(Data excerpts)
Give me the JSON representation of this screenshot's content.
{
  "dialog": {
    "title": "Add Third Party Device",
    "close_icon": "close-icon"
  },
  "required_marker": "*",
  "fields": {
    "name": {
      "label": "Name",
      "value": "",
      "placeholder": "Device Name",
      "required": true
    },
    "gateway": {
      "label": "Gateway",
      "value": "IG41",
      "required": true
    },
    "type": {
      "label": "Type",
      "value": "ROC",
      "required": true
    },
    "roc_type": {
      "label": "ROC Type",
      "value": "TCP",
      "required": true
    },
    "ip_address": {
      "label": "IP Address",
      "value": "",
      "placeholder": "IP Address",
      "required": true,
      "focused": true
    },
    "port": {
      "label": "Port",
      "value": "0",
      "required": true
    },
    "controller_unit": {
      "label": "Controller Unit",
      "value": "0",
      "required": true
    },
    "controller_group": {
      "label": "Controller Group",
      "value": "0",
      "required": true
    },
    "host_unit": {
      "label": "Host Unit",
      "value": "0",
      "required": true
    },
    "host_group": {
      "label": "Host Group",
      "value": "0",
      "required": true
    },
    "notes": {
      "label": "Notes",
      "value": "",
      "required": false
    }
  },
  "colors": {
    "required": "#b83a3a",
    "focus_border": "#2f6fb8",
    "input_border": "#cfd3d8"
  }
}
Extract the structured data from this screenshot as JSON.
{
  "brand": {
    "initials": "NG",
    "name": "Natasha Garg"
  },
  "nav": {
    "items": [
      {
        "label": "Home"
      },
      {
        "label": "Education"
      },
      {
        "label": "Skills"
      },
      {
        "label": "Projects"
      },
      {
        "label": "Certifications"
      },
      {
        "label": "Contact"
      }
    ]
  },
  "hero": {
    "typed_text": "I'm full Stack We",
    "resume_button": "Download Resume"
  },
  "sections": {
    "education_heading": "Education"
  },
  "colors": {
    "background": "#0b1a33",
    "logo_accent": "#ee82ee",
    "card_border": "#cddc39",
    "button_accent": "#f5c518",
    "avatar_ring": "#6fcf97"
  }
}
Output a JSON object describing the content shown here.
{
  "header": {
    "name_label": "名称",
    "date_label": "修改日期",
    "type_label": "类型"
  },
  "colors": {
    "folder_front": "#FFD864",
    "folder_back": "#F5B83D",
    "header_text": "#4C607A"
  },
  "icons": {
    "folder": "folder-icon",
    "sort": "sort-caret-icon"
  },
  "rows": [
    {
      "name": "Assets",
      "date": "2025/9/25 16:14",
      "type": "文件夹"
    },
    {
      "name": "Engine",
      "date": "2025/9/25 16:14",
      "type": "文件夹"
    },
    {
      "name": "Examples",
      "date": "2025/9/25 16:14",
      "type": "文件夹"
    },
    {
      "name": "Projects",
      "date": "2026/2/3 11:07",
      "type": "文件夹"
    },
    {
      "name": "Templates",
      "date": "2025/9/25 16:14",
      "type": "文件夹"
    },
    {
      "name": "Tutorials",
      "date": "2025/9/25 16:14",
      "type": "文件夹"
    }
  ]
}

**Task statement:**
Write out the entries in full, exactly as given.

**Task result:**
Give me the JSON representation of this screenshot's content.
{
  "dialog": {
    "title": "Add Third Party Device",
    "close_icon": "close-icon"
  },
  "required_marker": "*",
  "fields": {
    "name": {
      "label": "Name",
      "value": "",
      "placeholder": "Device Name",
      "required": true
    },
    "gateway": {
      "label": "Gateway",
      "value": "IG41",
      "required": true
    },
    "type": {
      "label": "Type",
      "value": "ROC",
      "required": true
    },
    "roc_type": {
      "label": "ROC Type",
      "value": "TCP",
      "required": true
    },
    "ip_address": {
      "label": "IP Address",
      "value": "",
      "placeholder": "IP Address",
      "required": true,
      "focused": true
    },
    "port": {
      "label": "Port",
      "value": "0",
      "required": true
    },
    "controller_unit": {
      "label": "Controller Unit",
      "value": "0",
      "required": true
    },
    "controller_group": {
      "label": "Controller Group",
      "value": "0",
      "required": true
    },
    "host_unit": {
      "label": "Host Unit",
      "value": "0",
      "required": true
    },
    "host_group": {
      "label": "Host Group",
      "value": "0",
      "required": true
    },
    "notes": {
      "label": "Notes",
      "value": "",
      "required": false
    }
  },
  "colors": {
    "required": "#b83a3a",
    "focus_border": "#2f6fb8",
    "input_border": "#cfd3d8"
  }
}
Extract the structured data from this screenshot as JSON.
{
  "brand": {
    "initials": "NG",
    "name": "Natasha Garg"
  },
  "nav": {
    "items": [
      {
        "label": "Home"
      },
      {
        "label": "Education"
      },
      {
        "label": "Skills"
      },
      {
        "label": "Projects"
      },
      {
        "label": "Certifications"
      },
      {
        "label": "Contact"
      }
    ]
  },
  "hero": {
    "typed_text": "I'm full Stack We",
    "resume_button": "Download Resume"
  },
  "sections": {
    "education_heading": "Education"
  },
  "colors": {
    "background": "#0b1a33",
    "logo_accent": "#ee82ee",
    "card_border": "#cddc39",
    "button_accent": "#f5c518",
    "avatar_ring": "#6fcf97"
  }
}
Output a JSON object describing the content shown here.
{
  "header": {
    "name_label": "名称",
    "date_label": "修改日期",
    "type_label": "类型"
  },
  "colors": {
    "folder_front": "#FFD864",
    "folder_back": "#F5B83D",
    "header_text": "#4C607A"
  },
  "icons": {
    "folder": "folder-icon",
    "sort": "sort-caret-icon"
  },
  "rows": [
    {
      "name": "Assets",
      "date": "2025/9/25 16:14",
      "type": "文件夹"
    },
    {
      "name": "Engine",
      "date": "2025/9/25 16:14",
      "type": "文件夹"
    },
    {
      "name": "Examples",
      "date": "2025/9/25 16:14",
      "type": "文件夹"
    },
    {
      "name": "Projects",
      "date": "2026/2/3 11:07",
      "type": "文件夹"
    },
    {
      "name": "Templates",
      "date": "2025/9/25 16:14",
      "type": "文件夹"
    },
    {
      "name": "Tutorials",
      "date": "2025/9/25 16:14",
      "type": "文件夹"
    }
  ]
}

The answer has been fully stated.